Trader Joe’s cold brew and Chameleon are the closest in relation among the cold brews I’ve tasted so far. They both sit on the sharper-tasting end of the cold brew spectrum.
As mentioned before, one of the benefits of a concentrate is you can make your glass stronger or more diluted based on personal preference. Between that fact, plus the deliciously sharp flavor, TJ’s cold brew will always be a winner in my book.
Update on Trader Joe’s Cold Brew: After drinking a lot of Chameleon Cold Brew as of late, I have recently realized how strong and bitter Trader Joe’s brew is. While I still enjoy it, I’m increasingly finding myself straying away from TJ’s and drifting toward Chameleon’s concentrate as a replacement. If you’re just getting into cold brew, I’d suggest not starting with TJ’s formula.

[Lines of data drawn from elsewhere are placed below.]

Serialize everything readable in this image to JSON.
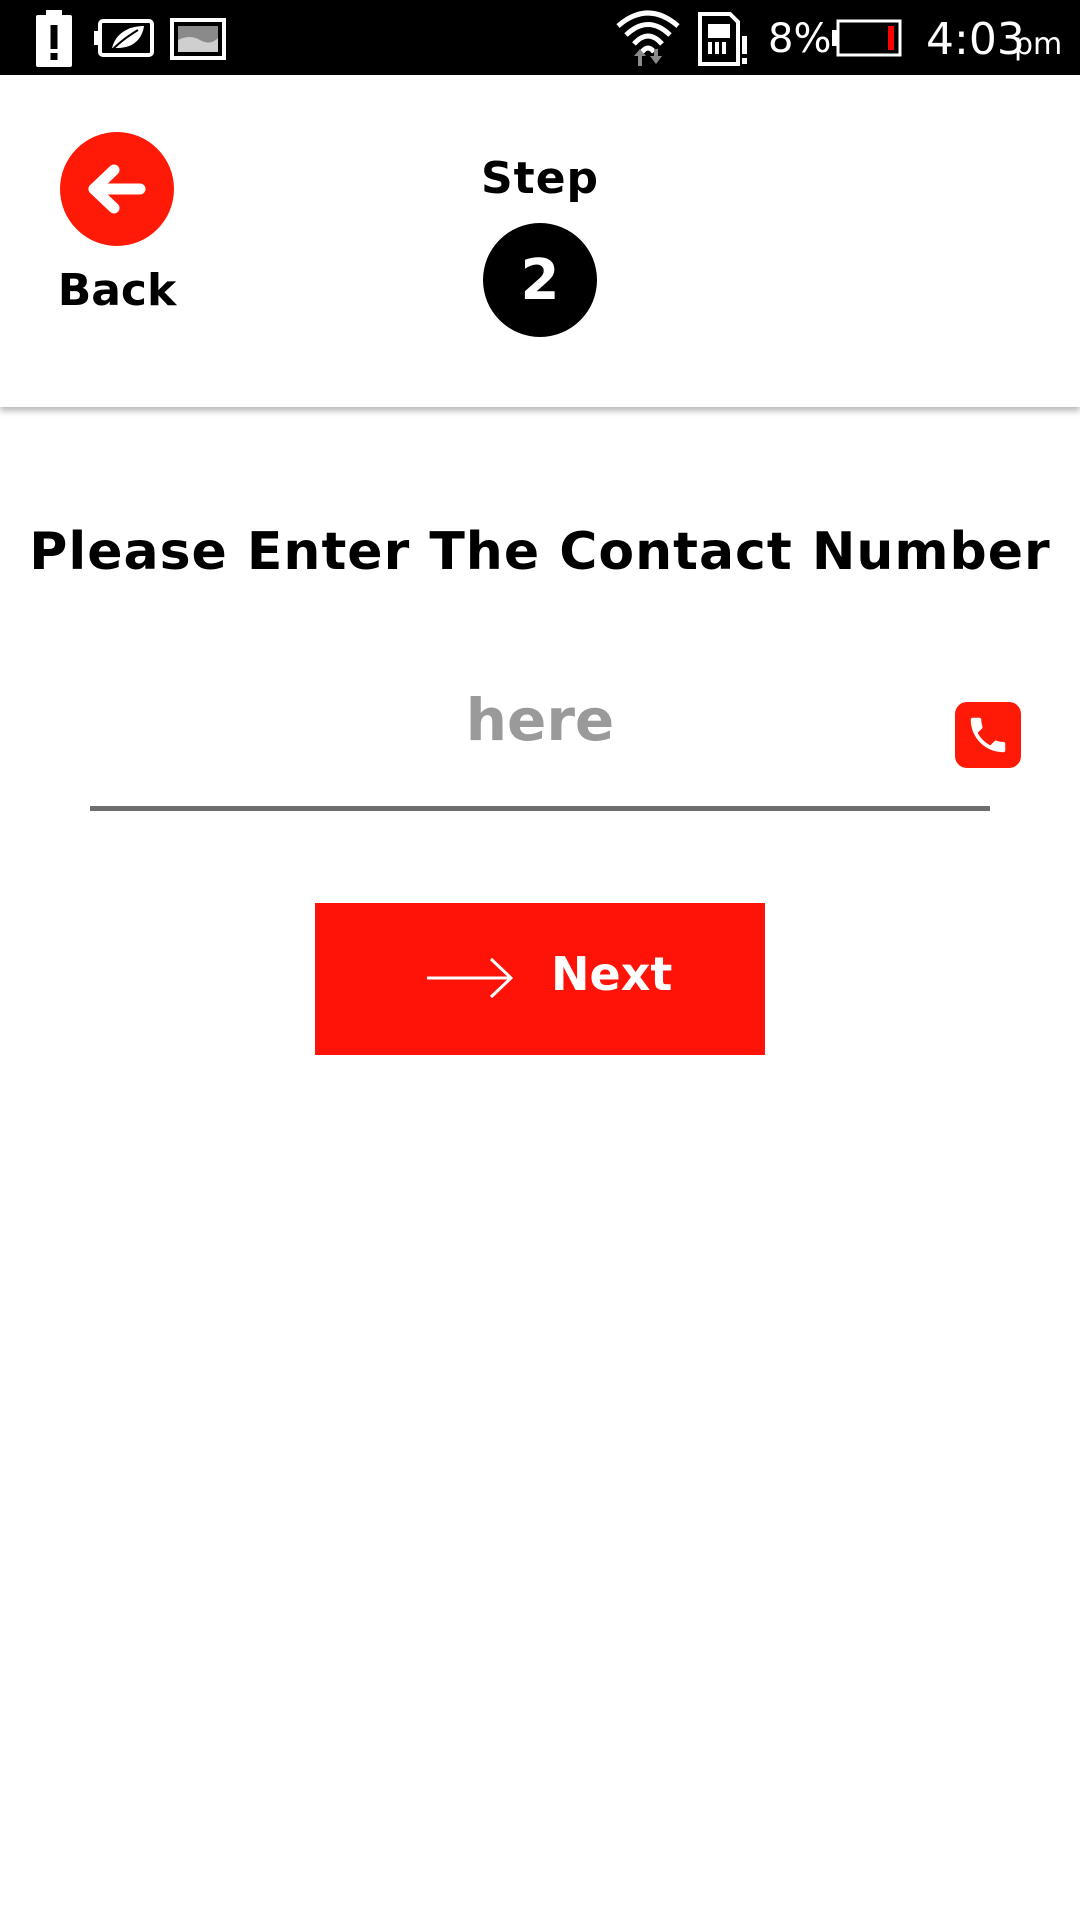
{
  "status_bar": {
    "battery_percent": "8%",
    "time": "4:03",
    "ampm": "pm",
    "icons": [
      "battery-alert-icon",
      "battery-saver-icon",
      "gallery-icon",
      "wifi-icon",
      "sim-alert-icon",
      "battery-icon"
    ],
    "battery_level_color": "#ff0000"
  },
  "header": {
    "back_label": "Back",
    "step_label": "Step",
    "step_number": "2"
  },
  "form": {
    "prompt": "Please Enter The Contact Number",
    "phone_placeholder": "here",
    "phone_value": "",
    "next_label": "Next"
  },
  "colors": {
    "accent": "#ff1207",
    "badge": "#000000",
    "underline": "#6e6e6e",
    "placeholder": "#9a9a9a"
  }
}
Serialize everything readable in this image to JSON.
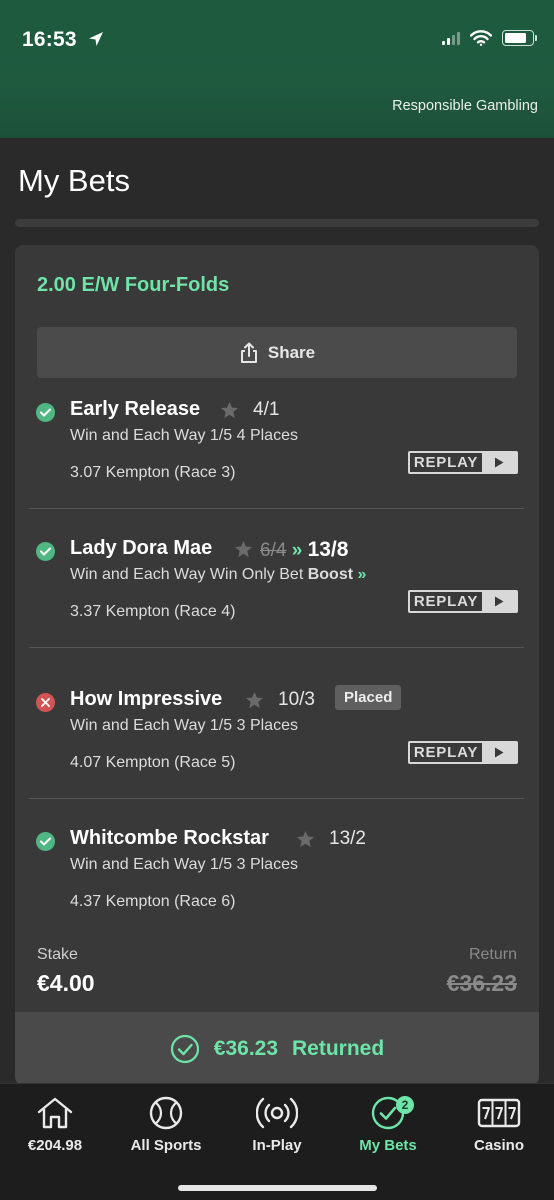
{
  "status_bar": {
    "time": "16:53"
  },
  "header": {
    "responsible_gambling": "Responsible Gambling",
    "title": "My Bets"
  },
  "bet": {
    "type": "2.00 E/W Four-Folds",
    "share_label": "Share",
    "replay_label": "REPLAY",
    "selections": [
      {
        "name": "Early Release",
        "odds": "4/1",
        "market": "Win and Each Way 1/5 4 Places",
        "event": "3.07 Kempton (Race 3)",
        "result": "win"
      },
      {
        "name": "Lady Dora Mae",
        "was_odds": "6/4",
        "boost_arrows": "»",
        "odds": "13/8",
        "market": "Win and Each Way Win Only Bet",
        "boost_label": "Boost",
        "event": "3.37 Kempton (Race 4)",
        "result": "win"
      },
      {
        "name": "How Impressive",
        "odds": "10/3",
        "badge": "Placed",
        "market": "Win and Each Way 1/5 3 Places",
        "event": "4.07 Kempton (Race 5)",
        "result": "lose"
      },
      {
        "name": "Whitcombe Rockstar",
        "odds": "13/2",
        "market": "Win and Each Way 1/5 3 Places",
        "event": "4.37 Kempton (Race 6)",
        "result": "win"
      }
    ],
    "stake_label": "Stake",
    "stake": "€4.00",
    "return_label": "Return",
    "return": "€36.23",
    "returned_amount": "€36.23",
    "returned_label": "Returned"
  },
  "nav": {
    "items": [
      {
        "label": "€204.98",
        "icon": "home-icon"
      },
      {
        "label": "All Sports",
        "icon": "tennis-ball-icon"
      },
      {
        "label": "In-Play",
        "icon": "live-broadcast-icon"
      },
      {
        "label": "My Bets",
        "icon": "check-circle-icon",
        "badge": "2",
        "active": true
      },
      {
        "label": "Casino",
        "icon": "slot-machine-icon"
      }
    ]
  },
  "colors": {
    "accent": "#6ee4a8",
    "header": "#1f5a3f",
    "win": "#4fb782",
    "lose": "#d25555"
  }
}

What I have come to learn from this experiment is that there really are three distinct types of cold brew:
Stumptown, Seaworth and Secret Squirrel all fared well among the smoother, more diluted cold brews available in single servings.
Trader Joe’s and Chameleon were amongst the stronger, sharper tasting brews, both of which I also enjoyed.
The third “flavor” is a much, much more “potent” one, if you will, that you might find in hipster coffee joints like Intelligentsia, Portola Coffee or Toms. Those are the flavors I tend to dilute with water, but not because they’re strong, but because they ooze of hipster. Also the flavor is quite overpowering.
I’m glad I did this experiment, as I now have a wider understanding of the flavors and types of cold brew out there, and as I discover more in bottled form, I’ll be sure to add them to this list. Hope you enjoyed reading this as much as I loved drinking them all. Now it’s time for a caffeine break!